[DATA RECORDS]

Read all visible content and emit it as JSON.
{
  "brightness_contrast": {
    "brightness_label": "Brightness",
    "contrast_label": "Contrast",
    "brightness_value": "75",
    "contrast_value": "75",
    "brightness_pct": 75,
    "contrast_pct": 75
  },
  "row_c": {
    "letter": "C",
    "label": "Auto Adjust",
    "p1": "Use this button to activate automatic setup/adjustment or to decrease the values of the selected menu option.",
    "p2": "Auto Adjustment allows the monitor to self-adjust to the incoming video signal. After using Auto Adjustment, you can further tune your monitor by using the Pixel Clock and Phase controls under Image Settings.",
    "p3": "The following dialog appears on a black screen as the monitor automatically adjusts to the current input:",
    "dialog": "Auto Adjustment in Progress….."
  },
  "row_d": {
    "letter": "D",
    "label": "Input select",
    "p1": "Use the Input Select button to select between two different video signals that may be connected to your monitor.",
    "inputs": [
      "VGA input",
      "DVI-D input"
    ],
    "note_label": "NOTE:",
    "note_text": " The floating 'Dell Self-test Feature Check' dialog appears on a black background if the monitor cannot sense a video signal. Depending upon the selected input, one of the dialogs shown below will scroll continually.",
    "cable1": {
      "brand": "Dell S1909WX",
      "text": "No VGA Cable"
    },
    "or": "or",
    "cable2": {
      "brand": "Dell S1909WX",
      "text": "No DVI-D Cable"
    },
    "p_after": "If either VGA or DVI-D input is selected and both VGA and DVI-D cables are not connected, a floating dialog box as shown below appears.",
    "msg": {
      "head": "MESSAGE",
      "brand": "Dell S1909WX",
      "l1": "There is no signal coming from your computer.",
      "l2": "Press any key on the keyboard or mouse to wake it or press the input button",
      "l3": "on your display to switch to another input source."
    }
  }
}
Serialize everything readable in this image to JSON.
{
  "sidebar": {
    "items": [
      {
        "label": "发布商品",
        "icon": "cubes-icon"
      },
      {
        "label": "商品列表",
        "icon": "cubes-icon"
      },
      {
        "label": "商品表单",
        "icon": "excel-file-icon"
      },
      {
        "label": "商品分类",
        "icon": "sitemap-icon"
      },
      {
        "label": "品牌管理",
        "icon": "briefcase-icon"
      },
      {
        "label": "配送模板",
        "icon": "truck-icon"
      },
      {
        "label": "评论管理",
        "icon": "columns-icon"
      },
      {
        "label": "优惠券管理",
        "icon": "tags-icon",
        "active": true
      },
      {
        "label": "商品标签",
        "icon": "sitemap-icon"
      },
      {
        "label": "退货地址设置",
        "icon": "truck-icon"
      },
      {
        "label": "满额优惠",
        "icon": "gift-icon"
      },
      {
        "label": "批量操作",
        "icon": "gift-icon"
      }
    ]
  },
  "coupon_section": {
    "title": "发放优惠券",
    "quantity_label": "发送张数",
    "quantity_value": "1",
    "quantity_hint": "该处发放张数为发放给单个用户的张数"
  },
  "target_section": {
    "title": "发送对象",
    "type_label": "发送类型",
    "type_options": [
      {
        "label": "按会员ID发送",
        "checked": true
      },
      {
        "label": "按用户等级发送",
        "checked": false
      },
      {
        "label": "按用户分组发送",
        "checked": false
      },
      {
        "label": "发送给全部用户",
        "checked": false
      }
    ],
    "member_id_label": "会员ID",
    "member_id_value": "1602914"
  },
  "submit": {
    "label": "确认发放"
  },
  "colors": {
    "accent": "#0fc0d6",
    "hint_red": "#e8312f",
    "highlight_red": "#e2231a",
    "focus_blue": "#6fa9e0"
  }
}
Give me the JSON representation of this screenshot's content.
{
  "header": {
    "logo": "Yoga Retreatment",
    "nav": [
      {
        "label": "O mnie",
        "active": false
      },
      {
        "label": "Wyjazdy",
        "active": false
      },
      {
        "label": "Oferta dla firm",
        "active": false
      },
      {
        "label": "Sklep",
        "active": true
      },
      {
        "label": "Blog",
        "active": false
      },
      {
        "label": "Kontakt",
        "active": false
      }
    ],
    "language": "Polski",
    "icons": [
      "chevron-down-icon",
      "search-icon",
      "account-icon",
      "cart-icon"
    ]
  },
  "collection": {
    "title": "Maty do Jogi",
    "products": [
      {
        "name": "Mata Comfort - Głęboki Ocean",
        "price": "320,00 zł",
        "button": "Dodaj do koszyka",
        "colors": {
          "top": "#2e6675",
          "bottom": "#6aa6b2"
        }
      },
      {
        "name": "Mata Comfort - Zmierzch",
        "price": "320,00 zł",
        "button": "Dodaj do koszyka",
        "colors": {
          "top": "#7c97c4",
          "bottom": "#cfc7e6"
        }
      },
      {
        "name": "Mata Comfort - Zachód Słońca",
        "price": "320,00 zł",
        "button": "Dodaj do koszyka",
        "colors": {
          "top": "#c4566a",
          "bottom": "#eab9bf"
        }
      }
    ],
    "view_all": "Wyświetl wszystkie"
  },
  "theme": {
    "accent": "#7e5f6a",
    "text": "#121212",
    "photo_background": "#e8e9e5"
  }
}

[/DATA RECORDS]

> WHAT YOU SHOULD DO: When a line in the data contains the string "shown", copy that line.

> TASK RESULT:
    "note_text": " The floating 'Dell Self-test Feature Check' dialog appears on a black background if the monitor cannot sense a video signal. Depending upon the selected input, one of the dialogs shown below will scroll continually.",
    "p_after": "If either VGA or DVI-D input is selected and both VGA and DVI-D cables are not connected, a floating dialog box as shown below appears.",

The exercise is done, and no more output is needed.